In 1991, she was making $142 a week as a full-time employee at a local wiring harness plant in her hometown of Evansville, Indiana. As much as she wanted to provide for her and her young daughter, the dollars didn’t stretch far enough. Carter-Fox, a single parent, couldn’t afford a home.
“I didn’t want a handout,” Carter-Fox said. “But housing was such a stressful thing for me. I didn’t feel secure at all. I always envisioned so much more for my daughter and myself.”
Carter-Fox turned to a local chapter of Habitat for Humanity. The nonprofit helps families build and buy a home of their own. The application process is thorough – applicants are evaluated based on financial need, their ability to repay a mortgage through an affordable payment plan and their willingness to partner with Habitat in the future.

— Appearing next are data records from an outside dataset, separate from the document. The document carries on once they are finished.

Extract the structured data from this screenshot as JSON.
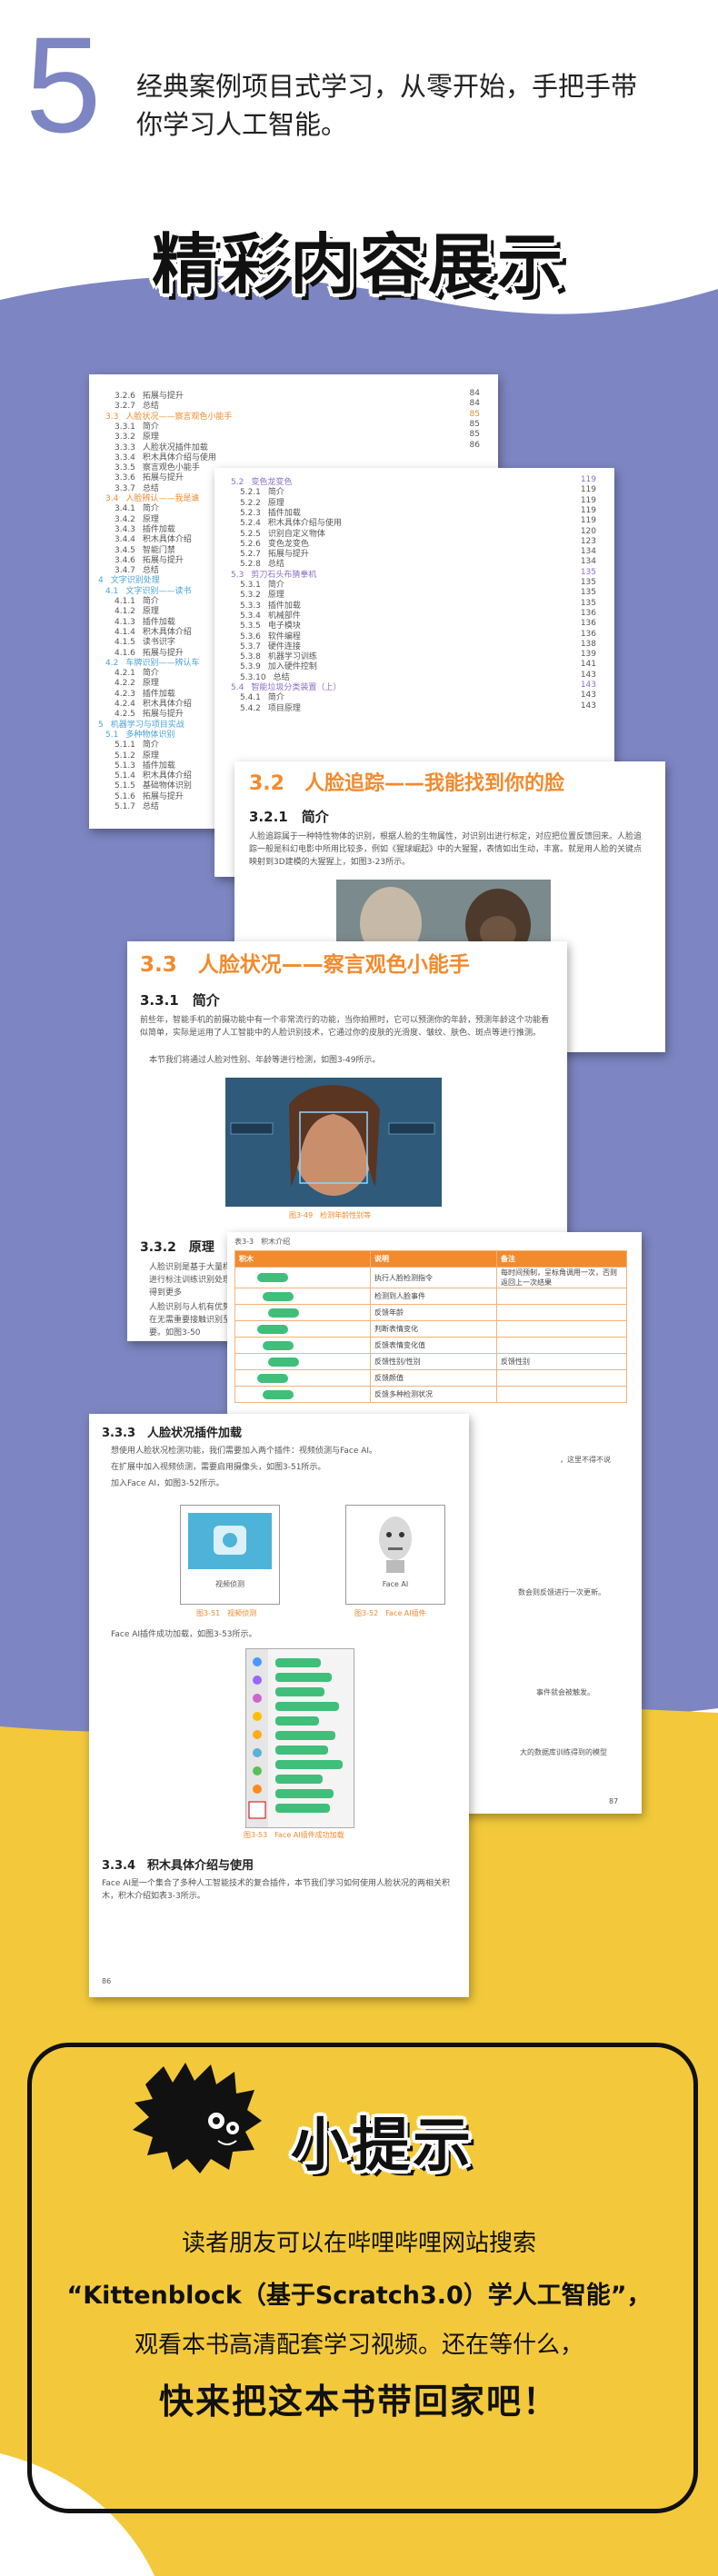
{
  "header": {
    "number": "5",
    "line1": "经典案例项目式学习，从零开始，手把手带",
    "line2": "你学习人工智能。"
  },
  "showcase": {
    "title": "精彩内容展示"
  },
  "colors": {
    "band_purple": "#7d86c2",
    "band_yellow": "#f3c93b",
    "accent_orange": "#f28a2e",
    "toc_blue": "#4aa3d8",
    "toc_purple": "#8a6fc4"
  },
  "page1_toc": {
    "rows": [
      {
        "num": "3.2.6",
        "text": "拓展与提升",
        "page": "84"
      },
      {
        "num": "3.2.7",
        "text": "总结",
        "page": "84"
      },
      {
        "num": "3.3",
        "text": "人脸状况——察言观色小能手",
        "page": "85"
      },
      {
        "num": "3.3.1",
        "text": "简介",
        "page": "85"
      },
      {
        "num": "3.3.2",
        "text": "原理",
        "page": "85"
      },
      {
        "num": "3.3.3",
        "text": "人脸状况插件加载",
        "page": "86"
      },
      {
        "num": "3.3.4",
        "text": "积木具体介绍与使用",
        "page": ""
      },
      {
        "num": "3.3.5",
        "text": "察言观色小能手",
        "page": ""
      },
      {
        "num": "3.3.6",
        "text": "拓展与提升",
        "page": ""
      },
      {
        "num": "3.3.7",
        "text": "总结",
        "page": ""
      },
      {
        "num": "3.4",
        "text": "人脸辨认——我是谁",
        "page": ""
      },
      {
        "num": "3.4.1",
        "text": "简介",
        "page": ""
      },
      {
        "num": "3.4.2",
        "text": "原理",
        "page": ""
      },
      {
        "num": "3.4.3",
        "text": "插件加载",
        "page": ""
      },
      {
        "num": "3.4.4",
        "text": "积木具体介绍",
        "page": ""
      },
      {
        "num": "3.4.5",
        "text": "智能门禁",
        "page": ""
      },
      {
        "num": "3.4.6",
        "text": "拓展与提升",
        "page": ""
      },
      {
        "num": "3.4.7",
        "text": "总结",
        "page": ""
      },
      {
        "num": "4",
        "text": "文字识别处理",
        "page": ""
      },
      {
        "num": "4.1",
        "text": "文字识别——读书",
        "page": ""
      },
      {
        "num": "4.1.1",
        "text": "简介",
        "page": ""
      },
      {
        "num": "4.1.2",
        "text": "原理",
        "page": ""
      },
      {
        "num": "4.1.3",
        "text": "插件加载",
        "page": ""
      },
      {
        "num": "4.1.4",
        "text": "积木具体介绍",
        "page": ""
      },
      {
        "num": "4.1.5",
        "text": "读书识字",
        "page": ""
      },
      {
        "num": "4.1.6",
        "text": "拓展与提升",
        "page": ""
      },
      {
        "num": "4.2",
        "text": "车牌识别——辨认车",
        "page": ""
      },
      {
        "num": "4.2.1",
        "text": "简介",
        "page": ""
      },
      {
        "num": "4.2.2",
        "text": "原理",
        "page": ""
      },
      {
        "num": "4.2.3",
        "text": "插件加载",
        "page": ""
      },
      {
        "num": "4.2.4",
        "text": "积木具体介绍",
        "page": ""
      },
      {
        "num": "4.2.5",
        "text": "拓展与提升",
        "page": ""
      },
      {
        "num": "5",
        "text": "机器学习与项目实战",
        "page": ""
      },
      {
        "num": "5.1",
        "text": "多种物体识别",
        "page": ""
      },
      {
        "num": "5.1.1",
        "text": "简介",
        "page": ""
      },
      {
        "num": "5.1.2",
        "text": "原理",
        "page": ""
      },
      {
        "num": "5.1.3",
        "text": "插件加载",
        "page": ""
      },
      {
        "num": "5.1.4",
        "text": "积木具体介绍",
        "page": ""
      },
      {
        "num": "5.1.5",
        "text": "基础物体识别",
        "page": ""
      },
      {
        "num": "5.1.6",
        "text": "拓展与提升",
        "page": ""
      },
      {
        "num": "5.1.7",
        "text": "总结",
        "page": ""
      }
    ]
  },
  "page2_toc": {
    "rows": [
      {
        "num": "5.2",
        "text": "变色龙变色",
        "page": "119"
      },
      {
        "num": "5.2.1",
        "text": "简介",
        "page": "119"
      },
      {
        "num": "5.2.2",
        "text": "原理",
        "page": "119"
      },
      {
        "num": "5.2.3",
        "text": "插件加载",
        "page": "119"
      },
      {
        "num": "5.2.4",
        "text": "积木具体介绍与使用",
        "page": "119"
      },
      {
        "num": "5.2.5",
        "text": "识别自定义物体",
        "page": "120"
      },
      {
        "num": "5.2.6",
        "text": "变色龙变色",
        "page": "123"
      },
      {
        "num": "5.2.7",
        "text": "拓展与提升",
        "page": "134"
      },
      {
        "num": "5.2.8",
        "text": "总结",
        "page": "134"
      },
      {
        "num": "5.3",
        "text": "剪刀石头布猜拳机",
        "page": "135"
      },
      {
        "num": "5.3.1",
        "text": "简介",
        "page": "135"
      },
      {
        "num": "5.3.2",
        "text": "原理",
        "page": "135"
      },
      {
        "num": "5.3.3",
        "text": "插件加载",
        "page": "135"
      },
      {
        "num": "5.3.4",
        "text": "机械部件",
        "page": "136"
      },
      {
        "num": "5.3.5",
        "text": "电子模块",
        "page": "136"
      },
      {
        "num": "5.3.6",
        "text": "软件编程",
        "page": "136"
      },
      {
        "num": "5.3.7",
        "text": "硬件连接",
        "page": "138"
      },
      {
        "num": "5.3.8",
        "text": "机器学习训练",
        "page": "139"
      },
      {
        "num": "5.3.9",
        "text": "加入硬件控制",
        "page": "141"
      },
      {
        "num": "5.3.10",
        "text": "总结",
        "page": "143"
      },
      {
        "num": "5.4",
        "text": "智能垃圾分类装置（上）",
        "page": "143"
      },
      {
        "num": "5.4.1",
        "text": "简介",
        "page": "143"
      },
      {
        "num": "5.4.2",
        "text": "项目原理",
        "page": "143"
      }
    ]
  },
  "page3": {
    "section": "3.2　人脸追踪——我能找到你的脸",
    "subsection": "3.2.1　简介",
    "para": "人脸追踪属于一种特性物体的识别，根据人脸的生物属性，对识别出进行标定，对应把位置反馈回来。人脸追踪一般是科幻电影中所用比较多，例如《猩球崛起》中的大猩猩，表情如出生动，丰富。就是用人脸的关键点映射到3D建模的大猩猩上，如图3-23所示。"
  },
  "page4": {
    "section": "3.3　人脸状况——察言观色小能手",
    "subsection": "3.3.1　简介",
    "para1": "前些年，智能手机的前摄功能中有一个非常流行的功能，当你拍照时，它可以预测你的年龄，预测年龄这个功能看似简单，实际是运用了人工智能中的人脸识别技术，它通过你的皮肤的光滑度、皱纹、肤色、斑点等进行推测。",
    "para2": "本节我们将通过人脸对性别、年龄等进行检测，如图3-49所示。",
    "caption": "图3-49　检测年龄性别等",
    "cut_sub": "3.3.2　原理",
    "cut_para1": "人脸识别是基于大量样本进行标注训练识别处理，得到更多",
    "cut_para2": "人脸识别与人机有优势。在无需重要接触识别至重要。如图3-50"
  },
  "page5": {
    "table_title": "表3-3　积木介绍",
    "headers": [
      "积木",
      "说明",
      "备注"
    ],
    "rows": [
      [
        "",
        "执行人脸检测指令",
        "每时间预制，呈标角调用一次，否则返回上一次结果"
      ],
      [
        "",
        "检测到人脸事件",
        ""
      ],
      [
        "",
        "反馈年龄",
        ""
      ],
      [
        "",
        "判断表情变化",
        ""
      ],
      [
        "",
        "反馈表情变化值",
        ""
      ],
      [
        "",
        "反馈性别/性别",
        "反馈性别"
      ],
      [
        "",
        "反馈颜值",
        ""
      ],
      [
        "",
        "反馈多种检测状况",
        ""
      ]
    ],
    "tail1": "，这里不得不说",
    "tail2": "数会则反馈进行一次更新。",
    "tail3": "事件就会被触发。",
    "tail4": "大的数据库训练得到的模型",
    "page_no": "87"
  },
  "page6": {
    "subsection": "3.3.3　人脸状况插件加载",
    "para1": "想使用人脸状况检测功能，我们需要加入两个插件：视频侦测与Face AI。",
    "para2": "在扩展中加入视频侦测，需要启用摄像头，如图3-51所示。",
    "para3": "加入Face AI，如图3-52所示。",
    "label_video": "视频侦测",
    "label_face": "Face AI",
    "cap1": "图3-51　视频侦测",
    "cap2": "图3-52　Face AI插件",
    "para4": "Face AI插件成功加载，如图3-53所示。",
    "cap3": "图3-53　Face AI插件成功加载",
    "subsection2": "3.3.4　积木具体介绍与使用",
    "para5": "Face AI是一个集合了多种人工智能技术的复合插件，本节我们学习如何使用人脸状况的两相关积木，积木介绍如表3-3所示。",
    "page_no": "86"
  },
  "tip": {
    "title": "小提示",
    "line1": "读者朋友可以在哔哩哔哩网站搜索",
    "line2": "“Kittenblock（基于Scratch3.0）学人工智能”，",
    "line3": "观看本书高清配套学习视频。还在等什么，",
    "line4": "快来把这本书带回家吧！"
  }
}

Carter-Fox’s application was approved, and in 1992 she was selected to receive a Habitat home. But she’d have to work for it.
“They don’t give you a home outright,” Carter-Fox said. “I think that’s a big misconception with this program. In addition to a making down payment, you have to invest sweat equity hours. Three hundred of them. Building your own house, or someone else’s. And you pay for the home, but it’s interest free. But like I said: I didn’t want a handout. I wanted a hand up.”
She got that. And so much more.
“Getting a house to call my own made me feel more secure at home and in my work,” Carter-Fox said. “Housing was no longer a constant worry. I was able to provide for my daughter and give us both a much better life.”
In 2003, Carter-Fox began working at TMMI. The financial boost and career opportunities the job provided – coupled with the peace of mind her Habitat home gave her – allowed Carter-Fox and her daughter to flourish even further.
“Working for Toyota has been such a huge relief, financially,” Carter-Fox said. “I’ve been able to do so much more for my daughter and myself. Knowing I have good insurance and good pay. I’m blessed, because I know what it’s like to make $142 a week. I have perspective. And I’m just so thankful.”
Returning the Favor -- In her role at Habitat for Humanity, Carter-Fox counsels families going through the home-buying process for the first time. She works with them on the ins and outs of budgeting and gives advice on getting through the application process.
Now, Carter-Fox is giving back to the organization that’s given her so much. She serves on Habitat for Humanity’s family selection committee. She’s also a family advocate for future Habitat homeowners – counseling them on the ins and outs of home ownership.
When Carter-Fox reflects on the journey from her time as a young, single mom struggling to make ends meet to where she is now, she’s in awe.
“I never imagined this could happen,” she said. “Owning a home was a dream that felt out of reach. I feel like I started my impossible. And it’s not impossible anymore.”
By Kristen Orsborn